[Data about app and page elements]
----------------------------------------
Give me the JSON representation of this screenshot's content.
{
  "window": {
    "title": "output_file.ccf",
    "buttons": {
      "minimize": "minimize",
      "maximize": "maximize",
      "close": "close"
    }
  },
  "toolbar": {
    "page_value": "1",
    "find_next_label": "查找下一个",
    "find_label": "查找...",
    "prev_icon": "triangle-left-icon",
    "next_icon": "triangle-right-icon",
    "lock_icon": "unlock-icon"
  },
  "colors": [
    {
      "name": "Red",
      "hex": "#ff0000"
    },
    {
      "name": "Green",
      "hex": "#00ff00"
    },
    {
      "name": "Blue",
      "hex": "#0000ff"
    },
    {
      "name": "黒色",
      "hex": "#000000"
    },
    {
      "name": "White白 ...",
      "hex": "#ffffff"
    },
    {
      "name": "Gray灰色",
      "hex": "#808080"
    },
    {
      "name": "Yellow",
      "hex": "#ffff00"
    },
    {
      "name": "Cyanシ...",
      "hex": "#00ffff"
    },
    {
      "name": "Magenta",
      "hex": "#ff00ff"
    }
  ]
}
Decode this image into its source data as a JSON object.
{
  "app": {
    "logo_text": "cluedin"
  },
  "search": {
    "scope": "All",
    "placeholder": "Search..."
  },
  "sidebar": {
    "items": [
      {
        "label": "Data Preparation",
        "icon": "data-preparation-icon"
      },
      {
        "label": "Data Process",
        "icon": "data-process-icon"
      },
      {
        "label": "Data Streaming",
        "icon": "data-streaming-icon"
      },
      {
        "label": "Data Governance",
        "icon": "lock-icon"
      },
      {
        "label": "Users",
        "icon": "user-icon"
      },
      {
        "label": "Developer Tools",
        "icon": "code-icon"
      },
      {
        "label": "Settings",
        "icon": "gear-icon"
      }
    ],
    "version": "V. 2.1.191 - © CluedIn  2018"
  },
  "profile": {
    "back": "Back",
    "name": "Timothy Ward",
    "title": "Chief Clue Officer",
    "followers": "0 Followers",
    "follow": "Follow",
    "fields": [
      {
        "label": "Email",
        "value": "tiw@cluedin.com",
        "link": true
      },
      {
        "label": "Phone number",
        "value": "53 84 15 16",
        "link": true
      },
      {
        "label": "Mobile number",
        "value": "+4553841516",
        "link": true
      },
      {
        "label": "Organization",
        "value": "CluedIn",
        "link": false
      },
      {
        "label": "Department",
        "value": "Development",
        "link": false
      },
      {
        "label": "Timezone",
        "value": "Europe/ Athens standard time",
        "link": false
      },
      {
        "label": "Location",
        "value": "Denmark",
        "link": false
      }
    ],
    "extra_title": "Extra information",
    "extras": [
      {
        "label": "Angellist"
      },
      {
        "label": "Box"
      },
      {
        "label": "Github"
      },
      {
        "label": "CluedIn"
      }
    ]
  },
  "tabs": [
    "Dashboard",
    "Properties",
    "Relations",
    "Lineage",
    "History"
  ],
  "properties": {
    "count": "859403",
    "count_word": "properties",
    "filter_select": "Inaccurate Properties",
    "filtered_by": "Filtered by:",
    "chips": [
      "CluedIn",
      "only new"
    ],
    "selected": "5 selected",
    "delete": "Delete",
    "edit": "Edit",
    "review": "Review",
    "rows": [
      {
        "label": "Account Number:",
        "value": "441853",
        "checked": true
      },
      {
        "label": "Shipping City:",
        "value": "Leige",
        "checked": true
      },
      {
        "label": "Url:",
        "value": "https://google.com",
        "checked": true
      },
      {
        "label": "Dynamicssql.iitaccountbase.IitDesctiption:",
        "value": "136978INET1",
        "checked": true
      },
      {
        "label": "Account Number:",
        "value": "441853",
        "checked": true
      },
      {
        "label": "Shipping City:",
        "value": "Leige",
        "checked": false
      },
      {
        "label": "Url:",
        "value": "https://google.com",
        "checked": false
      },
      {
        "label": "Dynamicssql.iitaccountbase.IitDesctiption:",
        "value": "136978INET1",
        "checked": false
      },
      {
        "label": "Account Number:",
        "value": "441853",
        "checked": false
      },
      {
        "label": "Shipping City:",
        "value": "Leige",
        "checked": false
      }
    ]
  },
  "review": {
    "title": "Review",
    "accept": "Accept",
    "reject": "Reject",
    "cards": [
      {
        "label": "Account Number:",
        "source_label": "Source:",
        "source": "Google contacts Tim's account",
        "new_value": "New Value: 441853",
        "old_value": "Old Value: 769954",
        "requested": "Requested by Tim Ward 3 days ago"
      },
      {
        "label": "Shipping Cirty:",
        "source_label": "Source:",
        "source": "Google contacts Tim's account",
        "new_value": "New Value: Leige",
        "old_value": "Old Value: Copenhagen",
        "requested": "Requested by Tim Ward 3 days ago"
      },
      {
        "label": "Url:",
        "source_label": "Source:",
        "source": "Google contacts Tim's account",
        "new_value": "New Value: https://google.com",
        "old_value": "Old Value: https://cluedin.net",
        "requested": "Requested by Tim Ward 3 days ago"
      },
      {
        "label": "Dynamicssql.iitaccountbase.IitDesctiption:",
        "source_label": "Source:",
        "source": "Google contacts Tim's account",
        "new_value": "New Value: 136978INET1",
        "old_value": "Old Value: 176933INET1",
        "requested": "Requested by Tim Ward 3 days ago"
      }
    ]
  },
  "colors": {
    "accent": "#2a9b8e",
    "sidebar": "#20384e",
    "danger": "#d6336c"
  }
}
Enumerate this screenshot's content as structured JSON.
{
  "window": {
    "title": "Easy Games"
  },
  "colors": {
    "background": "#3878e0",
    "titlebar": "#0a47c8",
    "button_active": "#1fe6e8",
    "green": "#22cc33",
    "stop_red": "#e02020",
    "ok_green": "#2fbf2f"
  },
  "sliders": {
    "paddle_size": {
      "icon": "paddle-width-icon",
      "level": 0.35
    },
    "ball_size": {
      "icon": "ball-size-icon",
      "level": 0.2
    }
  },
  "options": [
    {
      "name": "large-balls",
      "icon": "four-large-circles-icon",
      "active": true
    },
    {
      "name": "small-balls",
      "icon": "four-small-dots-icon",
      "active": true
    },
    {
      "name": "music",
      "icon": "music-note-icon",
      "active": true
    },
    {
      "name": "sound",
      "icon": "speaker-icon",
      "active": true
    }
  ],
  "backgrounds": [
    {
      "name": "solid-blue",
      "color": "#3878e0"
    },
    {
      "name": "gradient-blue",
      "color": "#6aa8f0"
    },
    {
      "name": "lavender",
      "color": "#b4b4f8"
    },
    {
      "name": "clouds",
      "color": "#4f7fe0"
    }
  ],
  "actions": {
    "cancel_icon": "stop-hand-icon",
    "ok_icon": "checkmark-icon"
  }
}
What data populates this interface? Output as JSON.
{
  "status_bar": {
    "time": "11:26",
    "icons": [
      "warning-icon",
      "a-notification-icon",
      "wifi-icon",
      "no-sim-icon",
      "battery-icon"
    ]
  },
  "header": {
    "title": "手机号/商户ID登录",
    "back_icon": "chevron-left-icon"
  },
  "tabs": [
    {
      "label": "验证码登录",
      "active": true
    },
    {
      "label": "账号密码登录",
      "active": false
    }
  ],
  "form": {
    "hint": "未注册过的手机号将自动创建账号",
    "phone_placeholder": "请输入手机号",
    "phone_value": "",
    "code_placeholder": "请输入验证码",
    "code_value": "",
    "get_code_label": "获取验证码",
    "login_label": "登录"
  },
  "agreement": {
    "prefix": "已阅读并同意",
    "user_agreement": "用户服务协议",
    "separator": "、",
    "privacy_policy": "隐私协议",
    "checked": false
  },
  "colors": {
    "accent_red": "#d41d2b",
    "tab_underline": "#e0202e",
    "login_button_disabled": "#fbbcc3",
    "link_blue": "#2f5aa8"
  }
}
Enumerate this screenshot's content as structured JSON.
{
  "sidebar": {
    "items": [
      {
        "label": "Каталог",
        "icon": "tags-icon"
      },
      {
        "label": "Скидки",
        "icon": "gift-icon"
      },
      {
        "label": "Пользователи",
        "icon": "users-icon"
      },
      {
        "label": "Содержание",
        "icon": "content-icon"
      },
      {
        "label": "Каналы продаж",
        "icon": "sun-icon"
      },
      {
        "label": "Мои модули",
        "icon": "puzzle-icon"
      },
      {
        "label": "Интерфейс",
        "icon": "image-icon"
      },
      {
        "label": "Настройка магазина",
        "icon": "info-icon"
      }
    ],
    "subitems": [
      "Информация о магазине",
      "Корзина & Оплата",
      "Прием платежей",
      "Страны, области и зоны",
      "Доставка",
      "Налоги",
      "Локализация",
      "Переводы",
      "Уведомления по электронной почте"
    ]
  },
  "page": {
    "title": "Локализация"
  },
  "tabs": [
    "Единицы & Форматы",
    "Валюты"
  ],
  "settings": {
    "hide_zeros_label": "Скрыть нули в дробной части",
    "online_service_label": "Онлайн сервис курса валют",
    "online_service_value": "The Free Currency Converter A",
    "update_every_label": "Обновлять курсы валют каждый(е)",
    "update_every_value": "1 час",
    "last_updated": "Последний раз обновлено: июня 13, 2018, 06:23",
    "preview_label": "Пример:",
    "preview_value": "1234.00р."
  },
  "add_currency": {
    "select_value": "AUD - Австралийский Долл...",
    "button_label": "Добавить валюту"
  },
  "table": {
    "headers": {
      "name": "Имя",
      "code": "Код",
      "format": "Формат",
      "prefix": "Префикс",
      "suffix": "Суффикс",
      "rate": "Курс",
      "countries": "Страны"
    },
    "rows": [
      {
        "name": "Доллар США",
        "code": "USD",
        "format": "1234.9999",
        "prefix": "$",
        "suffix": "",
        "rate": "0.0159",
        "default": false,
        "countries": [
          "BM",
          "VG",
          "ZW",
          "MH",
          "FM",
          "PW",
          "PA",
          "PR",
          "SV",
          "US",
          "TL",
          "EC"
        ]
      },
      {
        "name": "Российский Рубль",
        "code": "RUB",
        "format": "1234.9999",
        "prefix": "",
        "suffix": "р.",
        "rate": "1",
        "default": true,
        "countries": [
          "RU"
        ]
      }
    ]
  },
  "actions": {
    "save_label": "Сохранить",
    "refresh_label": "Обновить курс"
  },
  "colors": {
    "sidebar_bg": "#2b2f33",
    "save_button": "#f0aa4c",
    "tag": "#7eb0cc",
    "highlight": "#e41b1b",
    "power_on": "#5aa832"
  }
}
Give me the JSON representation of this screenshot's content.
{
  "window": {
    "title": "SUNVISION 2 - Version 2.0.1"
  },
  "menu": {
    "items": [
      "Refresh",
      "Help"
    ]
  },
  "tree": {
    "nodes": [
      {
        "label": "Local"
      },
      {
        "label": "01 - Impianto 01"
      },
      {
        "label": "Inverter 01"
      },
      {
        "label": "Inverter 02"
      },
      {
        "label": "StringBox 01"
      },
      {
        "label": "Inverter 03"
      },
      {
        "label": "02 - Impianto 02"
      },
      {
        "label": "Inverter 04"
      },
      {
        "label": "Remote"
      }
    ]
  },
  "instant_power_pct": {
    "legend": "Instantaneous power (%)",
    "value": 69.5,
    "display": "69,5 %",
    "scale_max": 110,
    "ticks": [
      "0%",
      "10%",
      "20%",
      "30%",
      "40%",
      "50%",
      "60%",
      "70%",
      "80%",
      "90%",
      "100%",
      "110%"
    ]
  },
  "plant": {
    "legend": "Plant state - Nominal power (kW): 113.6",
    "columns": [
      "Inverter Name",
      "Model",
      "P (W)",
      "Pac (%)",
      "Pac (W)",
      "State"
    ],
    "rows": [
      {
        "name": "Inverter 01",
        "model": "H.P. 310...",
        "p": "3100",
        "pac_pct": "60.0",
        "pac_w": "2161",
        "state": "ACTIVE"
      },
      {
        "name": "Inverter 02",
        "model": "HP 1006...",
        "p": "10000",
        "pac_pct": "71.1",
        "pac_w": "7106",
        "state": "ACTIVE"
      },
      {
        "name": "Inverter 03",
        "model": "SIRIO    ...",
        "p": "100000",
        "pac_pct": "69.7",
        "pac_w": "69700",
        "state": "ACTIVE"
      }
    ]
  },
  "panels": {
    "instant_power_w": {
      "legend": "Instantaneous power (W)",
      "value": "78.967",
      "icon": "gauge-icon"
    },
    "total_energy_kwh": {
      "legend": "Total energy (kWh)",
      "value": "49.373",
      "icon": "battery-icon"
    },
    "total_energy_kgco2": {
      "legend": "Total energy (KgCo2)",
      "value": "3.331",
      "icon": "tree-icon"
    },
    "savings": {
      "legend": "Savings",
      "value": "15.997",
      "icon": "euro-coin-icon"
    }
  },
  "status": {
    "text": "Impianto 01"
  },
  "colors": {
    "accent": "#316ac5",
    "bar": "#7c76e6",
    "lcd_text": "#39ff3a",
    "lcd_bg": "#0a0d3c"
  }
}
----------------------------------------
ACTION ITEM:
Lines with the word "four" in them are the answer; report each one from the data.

REPLY:
      "icon": "four-large-circles-icon",
      "icon": "four-small-dots-icon",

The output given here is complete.